I was excited to find a brand-new crisp copy of the Antitrust Law Journal at my San Diego office today. That may seem like an odd statement, but I am admittedly a bit of a law nerd, particularly when it comes to antitrust and competition issues.
Many lawyers today have, unfortunately, lost the enthusiasm for law that they once had in law school or early in their careers. I have not. I love legal ideas and arguments, and the deeper I can explore a subject, the better.
What is great about antitrust and competition law is that unlike many areas of practice, it is well-connected to the academic and economic world. Indeed, I believe that to truly excel in this area, an attorney must follow and even participate in the exchange of ideas that might seem academic. The ideas in the Antitrust Law Journal, and antitrust articles in university law journals, for example, quickly infiltrate their way into agency practice and court decisions.
As a result, many that practice antitrust will periodically publish law-review style articles. I’ve published a couple myself and am working on another this month (for publication this spring) on state-action immunity issues. It is great fun.
For anyone interested, below the text I’ve included a list of the articles in this issue of the Antitrust Law Journal.
I can see several that I will definitely read. The first one that stands out for me is the article by Sean Gates entitled “Antitrust by Analogy: Developing Rules for Loyalty Rebates and Bundled Discounts.” I have a personal interest in loyalty rebates and bundled discount issues from my own cases, publications, and speaking, so I am naturally drawn to this one. In fact, I’ve already paged through it, and it looks great.
William Page addresses the problem of defining concerted action (i.e. conspiracy), which has been a topic of interest for years, but particularly lately, with the publication of Louis Kaplow’s book on the topic (which I am in the process of reading).
Speaking Louis Kaplow, I also notice that he addresses market definition again (he published a significant article on the topic in 2010). I want to see what else he has to say now, a few years later.
Steven Salop has a couple of articles, which are always worth checking out, as he is a master of antitrust economics.
Those are just a few that seem interesting to me at first glance. It looks like a really strong issue this quarter.
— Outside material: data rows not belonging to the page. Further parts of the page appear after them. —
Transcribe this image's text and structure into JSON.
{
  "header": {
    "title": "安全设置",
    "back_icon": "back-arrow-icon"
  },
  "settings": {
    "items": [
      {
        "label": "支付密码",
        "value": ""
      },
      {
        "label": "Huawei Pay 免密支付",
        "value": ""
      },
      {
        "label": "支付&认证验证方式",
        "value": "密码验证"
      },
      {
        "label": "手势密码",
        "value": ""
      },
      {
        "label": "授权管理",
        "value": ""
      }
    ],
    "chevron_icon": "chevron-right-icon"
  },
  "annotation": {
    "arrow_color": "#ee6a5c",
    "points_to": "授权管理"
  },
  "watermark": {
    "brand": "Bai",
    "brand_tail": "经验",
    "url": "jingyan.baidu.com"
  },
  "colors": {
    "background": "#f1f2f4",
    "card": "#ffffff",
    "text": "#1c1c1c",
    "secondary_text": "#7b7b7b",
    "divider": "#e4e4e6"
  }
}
Antitrust Law Journal
Volume 79 Issue 1
Striking the Proper Balance: Redress Under Section 13(b) of the FTC Act
J. Howard Beales III & Timothy J. Muris
Fixing FRAND: A Pseudo-Pool Approach to Standards-Based Patent Licensing
Jorge L. Contreras
Antitrust by Analogy: Developing Rules for Loyalty Rebates and Bundled Discounts
Sean P. Gates
Beyond Refusal to Deal: A Cross-Atlantic View of Copyright, Competition, and Innovation Policies
Ariel Katz & Paul-Erik Veel
vGUPPI: Scoring Unilateral Pricing Incentives in Vertical Mergers
Serge Moresi & Steven C. Salop
Objective and Subjective Theories of Concerted Action
William H. Page
Cross-Market Hospital Mergers: A Holistic Approach
Gregory S. Vistnes & Yianis Sarafidis
Learned Hand, ALCOA, and the Reluctant Application of the Sherman Act
Marc Winerman & William E. Kovacic
NOTES AND COMMENTS
Pass-Through Rates in the Real World: The Effect of Price Points and Menu Costs
Market Definition: Impossible and Counterproductive
The Protected Profits Benchmark: Responses to Comments
Steven C. Salop